Lawmakers Question State About Delays in Distribution of Flood Relief Money
Posted May 15, 2000 7:00 a.m. EDT
RALEIGH — Money for Hurricane Floyd relief flooded into state coffers as fast as river waters washed over their banks. That water is long gone, but the money is only trickling down to the people who need it. Tuesday, lawmakers asked why.
TheN.C. General Assemblydedicated $863 million to flood relief during its special session in December. So far, only $300 million -- about 36 percent -- has been spent. Everyone involved wants the process to move at a faster pace.
Hurricane Floyd swept through North Carolina eight months ago, damaging or destroying more than 55,000 homes.
Eight months later, hundreds of flood victims are still living inFEMAtrailers in Rocky Mount.

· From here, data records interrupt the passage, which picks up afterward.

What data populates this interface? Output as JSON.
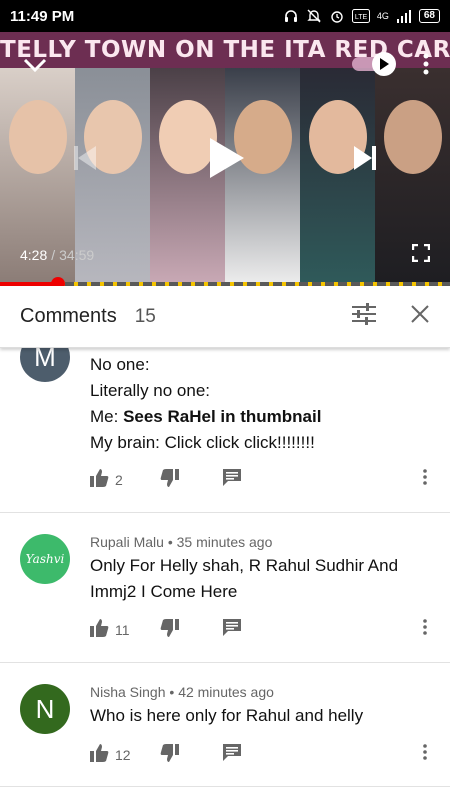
{
  "status": {
    "time": "11:49 PM",
    "battery": "68",
    "network": "4G"
  },
  "player": {
    "thumbnail_title": "TELLY TOWN ON THE ITA RED CARPET",
    "time_current": "4:28",
    "time_separator": "/",
    "time_total": "34:59",
    "progress": 0.128
  },
  "comments_header": {
    "title": "Comments",
    "count": "15"
  },
  "comments": [
    {
      "avatar_letter": "M",
      "avatar_color": "#4d5d6c",
      "lines": [
        "No one:",
        "Literally no one:"
      ],
      "bold_prefix": "Me: ",
      "bold_text": "Sees RaHel in thumbnail",
      "last_line": "My brain: Click click click!!!!!!!!",
      "likes": "2"
    },
    {
      "avatar_text": "Yashvi",
      "avatar_color": "#3dba6b",
      "author": "Rupali Malu",
      "time": "35 minutes ago",
      "text_line1": "Only For Helly shah, R Rahul Sudhir And",
      "text_line2": "Immj2 I Come Here",
      "likes": "11"
    },
    {
      "avatar_letter": "N",
      "avatar_color": "#33691e",
      "author": "Nisha Singh",
      "time": "42 minutes ago",
      "text_line1": "Who is here only for Rahul and helly",
      "likes": "12"
    }
  ],
  "meta_separator": "•"
}
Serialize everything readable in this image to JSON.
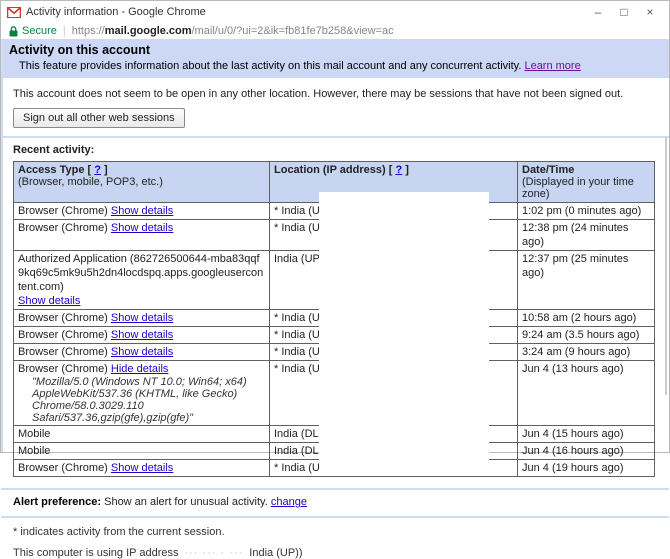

They are waiting for federal approval of what will be the largest buyout in history.
"They're very frustrated at the process. They want to get back on their feet, want to get on with their lives. It's understandable, their frustration," saysSen. Roy Cooper, D-Rocky Mount.
Twenty programs were approved in December. Establishing those new programs takes time. The director of the state'sHurricane Floyd Redevelopment Centerbriefed lawmakers Tuesday. He says the relief effort is moving at a "remarkable" pace.
The relief money is administered by state employees who are also working their regular jobs. That is slowing down the process, but state officials say a lot of the hold-up is at the federal level. They vow that most of the relief money will be in the hands of flood victims by the first of the year.
"It will be out there working. With the houses being built, programs to restore water or sewer systems will be under way," says director Billy Ray Hall.
State officials say the pace of the relief effort is picking up. They also point out that some Goldsboro residents are still waiting for a FEMA buyout that was approved after Hurricane Fran.
While money from the state has been distributed slowly, flood victims received money from other sources.
Federal agencies and Congress have already given more than $2 billion to North Carolina. Hundreds of millions more could be on the way if President Clinton gets his way.
Private citizens also donated $18 million to theGovernor's Hurricane Floyd Disaster Relief Fund.